- Delamarre, Barbara, Architecture des églises romans in Mignon, Olivier, Architecture du Patromoine Français (2017), Éditions Ouest-France, pages 68-69
- Mignon 2017, p. 70.
- Erlande-Brandenburg 2005, pp. 22–23. sfn error: no target: CITEREFErlande-Brandenburg2005 (help)
- Toman & 2–15, p. 146. sfn error: no target: CITEREFToman2–15 (help)
- Ducher 1998, pp. 40–41.
- Texier 2012, pp. 10–11.
- Mignon 2017, p. 76.
- Toman 2015, pp. 258–263.
- Ducher 1993, p. 42. sfn error: no target: CITEREFDucher1993 (help)

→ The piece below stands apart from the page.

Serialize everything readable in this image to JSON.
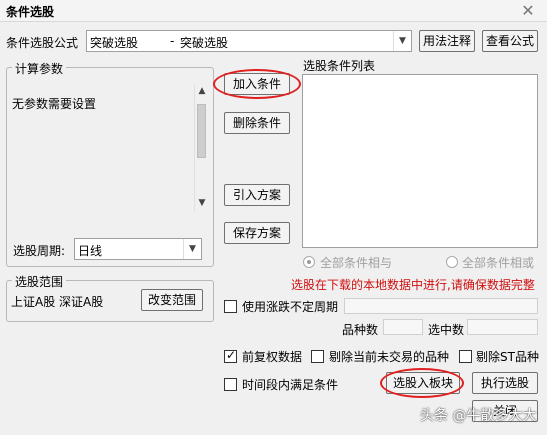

- Mignon, 2017 & pages 89-90. sfn error: no target: CITEREFMignon2017pages_89-90 (help)
- Mignon 2017, p. 91.
- Mignon 2017, p. 93.
- Mignon 2017, pp. 96–97.
- De Morant (1970), page 268
- De Morant (1970) page 268
- De Morand (1975) pages=268-69
- De Morand (1975) pages=268–69
- Toman 2015, p. 174.
- Toman 2015, p. 177.
- Ducher, Robert (1998). Caractéristique des Styles (in French). Flammarion. ISBN 2-08-011539-1.
- De Morant, Henry (1970). Histoire des arts décoratifs (in French). Hachette.
- Erland-Brandenburg, Alain (2005). L'art roman- Un défi européen (in French). Gallimard. ISBN 2-07-030068-4.
- Hopkins, Owen (2014). Les styles en architecture (in French). Dunod. ISBN 978-2-10-070689-1.
- Mignon, Olivier (2017). Architecture du Patrimoine Française - Abbayes, Églises, Cathédrales et Châteaux (in French). Éditions Ouest-France. ISBN 978-27373-7611-5.
- Prina, Francesca; Demartini, Elena (2006). Petite encylopédie de l'architecture (in French). Paris: Solar. ISBN 2-263-04096-X.
- Renault, Christophe; Lazé, Christophe (2006). Les Styles de l'architecture et du mobilier (in French). Gisserot. ISBN 978-2-87747-465-8.
- Texier, Simon (2012). Paris- Panorama de l'architecture. Parigramme. ISBN 978-2-84096-667-8.
- Toman, Rolf (2015). L'Art Roman - Architecture, Sculpture, Peinture (in French). H.F. Ullmann. ISBN 978-3-8331-1039-9.